WORK TO COMPLETE: Pictures are not part of the copy; reproduce the remaining data exactly.

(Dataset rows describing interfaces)
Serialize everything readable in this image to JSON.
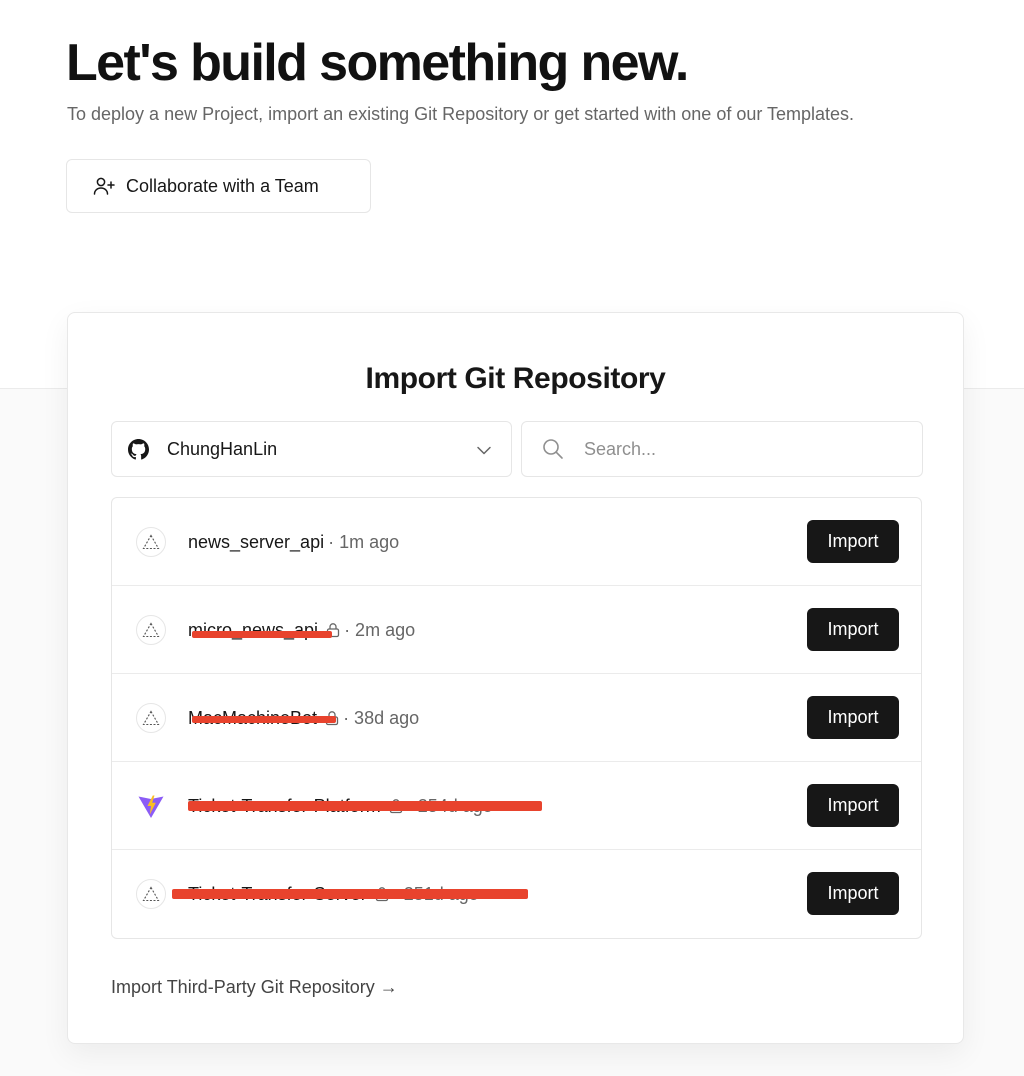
{
  "hero": {
    "title": "Let's build something new.",
    "subtitle": "To deploy a new Project, import an existing Git Repository or get started with one of our Templates.",
    "team_button_label": "Collaborate with a Team",
    "team_button_icon": "user-plus-icon"
  },
  "import_card": {
    "title": "Import Git Repository",
    "account": {
      "name": "ChungHanLin",
      "icon": "github-icon"
    },
    "search": {
      "placeholder": "Search...",
      "value": ""
    },
    "repos": [
      {
        "name": "news_server_api",
        "private": false,
        "meta": "· 1m ago",
        "avatar": "triangle-icon",
        "redacted": false,
        "button": "Import"
      },
      {
        "name": "micro_news_api",
        "private": true,
        "meta": "· 2m ago",
        "avatar": "triangle-icon",
        "redacted": true,
        "button": "Import"
      },
      {
        "name": "MacMachineBot",
        "private": true,
        "meta": "· 38d ago",
        "avatar": "triangle-icon",
        "redacted": true,
        "button": "Import"
      },
      {
        "name": "Ticket-Transfer-Platform",
        "private": true,
        "meta": "· 254d ago",
        "avatar": "vite-icon",
        "redacted": true,
        "button": "Import"
      },
      {
        "name": "Ticket-Transfer-Server",
        "private": true,
        "meta": "· 251d ago",
        "avatar": "triangle-icon",
        "redacted": true,
        "button": "Import"
      }
    ],
    "third_party_link": "Import Third-Party Git Repository →"
  },
  "colors": {
    "primary_button": "#171717",
    "redaction": "#e8432d",
    "border": "#e6e6e6",
    "muted_text": "#666666"
  }
}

EXERCISE RESULT:
Serialize everything readable in this image to JSON.
{
  "hero": {
    "title": "Let's build something new.",
    "subtitle": "To deploy a new Project, import an existing Git Repository or get started with one of our Templates.",
    "team_button_label": "Collaborate with a Team",
    "team_button_icon": "user-plus-icon"
  },
  "import_card": {
    "title": "Import Git Repository",
    "account": {
      "name": "ChungHanLin",
      "icon": "github-icon"
    },
    "search": {
      "placeholder": "Search...",
      "value": ""
    },
    "repos": [
      {
        "name": "news_server_api",
        "private": false,
        "meta": "· 1m ago",
        "avatar": "triangle-icon",
        "redacted": false,
        "button": "Import"
      },
      {
        "name": "micro_news_api",
        "private": true,
        "meta": "· 2m ago",
        "avatar": "triangle-icon",
        "redacted": true,
        "button": "Import"
      },
      {
        "name": "MacMachineBot",
        "private": true,
        "meta": "· 38d ago",
        "avatar": "triangle-icon",
        "redacted": true,
        "button": "Import"
      },
      {
        "name": "Ticket-Transfer-Platform",
        "private": true,
        "meta": "· 254d ago",
        "avatar": "vite-icon",
        "redacted": true,
        "button": "Import"
      },
      {
        "name": "Ticket-Transfer-Server",
        "private": true,
        "meta": "· 251d ago",
        "avatar": "triangle-icon",
        "redacted": true,
        "button": "Import"
      }
    ],
    "third_party_link": "Import Third-Party Git Repository →"
  },
  "colors": {
    "primary_button": "#171717",
    "redaction": "#e8432d",
    "border": "#e6e6e6",
    "muted_text": "#666666"
  }
}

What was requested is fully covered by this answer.